Unisex, Hormone-Free Oral Contraceptives Are On the Horizon — And They Will Be Free of Side Effects

Hormone + Side Effects Free Contraceptives

By 2025, there will be a unisex, completely reversible, non-hormonal, side effect-free form of birth control available to the general public. At least, that’s what researchers at University of California-Berkeley anticipate as they work toward their contraceptive breakthrough with their company Your Choice Therapeutics.

Led by founders Akash bakshi and Nadja Mannowetz from Berkeley, the contraceptive will target two aspects of sperm in order to prevent fertilization of an egg. For one thing, it will weaken the sperm’s ability to swim and reach the egg, based on a medication currently used to treat tapeworm. “It prevents tapeworms from being able to reproduce. So, it zaps them of their energy to reproduce. And we’re doing exactly the same thing, just with human sperm,” Bakshi told NBC Los Angeles. It also inhibits sperm’s ability to drill into the egg, should it manage to reach it. The contraception will come in the form of an oral contraceptive that both men and women will take, as well as a vaginal application that is used prior to intercourse.

Brand Promise Core Values Contraceptives
Photo Credit yourchoicetx.com

By creating an effective contraceptive that is free of side effects and disruption to hormones, the founders of Your Choice Therapeutics hope to make birth control medication something that both men and women will feel good about using, in turn increasing the prevalence of contraceptive use. “The bottom line is that men don’t have good options and women apparently have so many choices, yet they are all really bad,” Mannowetz said in a Techcrunch press release. “They’re all based on that over 60-year-old idea of hormone-based drugs.” With Your Choice Therapeutic’s forthcoming option, they hope to reach as many people as possible.

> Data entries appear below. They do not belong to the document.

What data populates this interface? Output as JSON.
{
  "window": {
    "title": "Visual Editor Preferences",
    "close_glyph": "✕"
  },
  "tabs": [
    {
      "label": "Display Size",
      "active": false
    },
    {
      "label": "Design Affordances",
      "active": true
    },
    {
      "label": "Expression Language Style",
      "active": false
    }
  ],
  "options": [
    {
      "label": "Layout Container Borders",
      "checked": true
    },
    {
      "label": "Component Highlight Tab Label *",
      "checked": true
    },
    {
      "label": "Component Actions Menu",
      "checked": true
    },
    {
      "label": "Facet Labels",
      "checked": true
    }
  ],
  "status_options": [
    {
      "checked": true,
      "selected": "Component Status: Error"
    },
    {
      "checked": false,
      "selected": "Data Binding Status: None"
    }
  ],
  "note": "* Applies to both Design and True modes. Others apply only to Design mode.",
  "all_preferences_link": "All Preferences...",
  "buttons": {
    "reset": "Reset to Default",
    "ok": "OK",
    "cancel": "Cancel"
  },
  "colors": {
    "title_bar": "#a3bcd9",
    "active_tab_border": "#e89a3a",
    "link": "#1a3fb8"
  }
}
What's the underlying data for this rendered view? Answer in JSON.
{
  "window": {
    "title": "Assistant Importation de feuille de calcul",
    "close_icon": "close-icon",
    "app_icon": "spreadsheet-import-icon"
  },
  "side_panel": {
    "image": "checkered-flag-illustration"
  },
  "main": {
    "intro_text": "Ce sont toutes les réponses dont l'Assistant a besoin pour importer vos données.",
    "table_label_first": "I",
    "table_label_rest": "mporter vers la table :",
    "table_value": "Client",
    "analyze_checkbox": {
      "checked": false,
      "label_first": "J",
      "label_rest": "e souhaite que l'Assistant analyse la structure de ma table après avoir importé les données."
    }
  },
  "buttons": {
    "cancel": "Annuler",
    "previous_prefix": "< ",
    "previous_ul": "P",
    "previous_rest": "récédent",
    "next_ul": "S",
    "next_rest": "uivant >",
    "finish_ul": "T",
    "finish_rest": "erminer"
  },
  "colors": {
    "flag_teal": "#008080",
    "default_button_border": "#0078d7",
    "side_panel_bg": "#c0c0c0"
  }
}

They specifically cite the direct correlation between access to family planning and reduction in poverty rates among both children and adults.

Some critics of this particular goal have warned against heralding contraception as a way to lift people out of poverty. “This idea distracts from the structural factors — like the availability of social services and racial discrimination — that determine economic opportunities,” reproductive health experts wrote in a New York Times op-ed in January. “Providing contraception is critical because it is a core component of women’s health care, not because of an unfounded belief that it is a silver bullet for poverty.” It turns out that black and Latina patients have reported feeling more pressure than their white peers to use contraceptives.

Even so, it goes without saying that men seem to have been exempted from family planning and that women’s options haven’t kept pace with their demands. “I personally think the [pharmaceutical] industry is satisfied; they are making really good money, right? So why should they change anything,” Mannowetz pointed out to Techcrunch. “Millennials are the starting point of change happening. I think now, women stand up and say, ‘we are sick of it.’”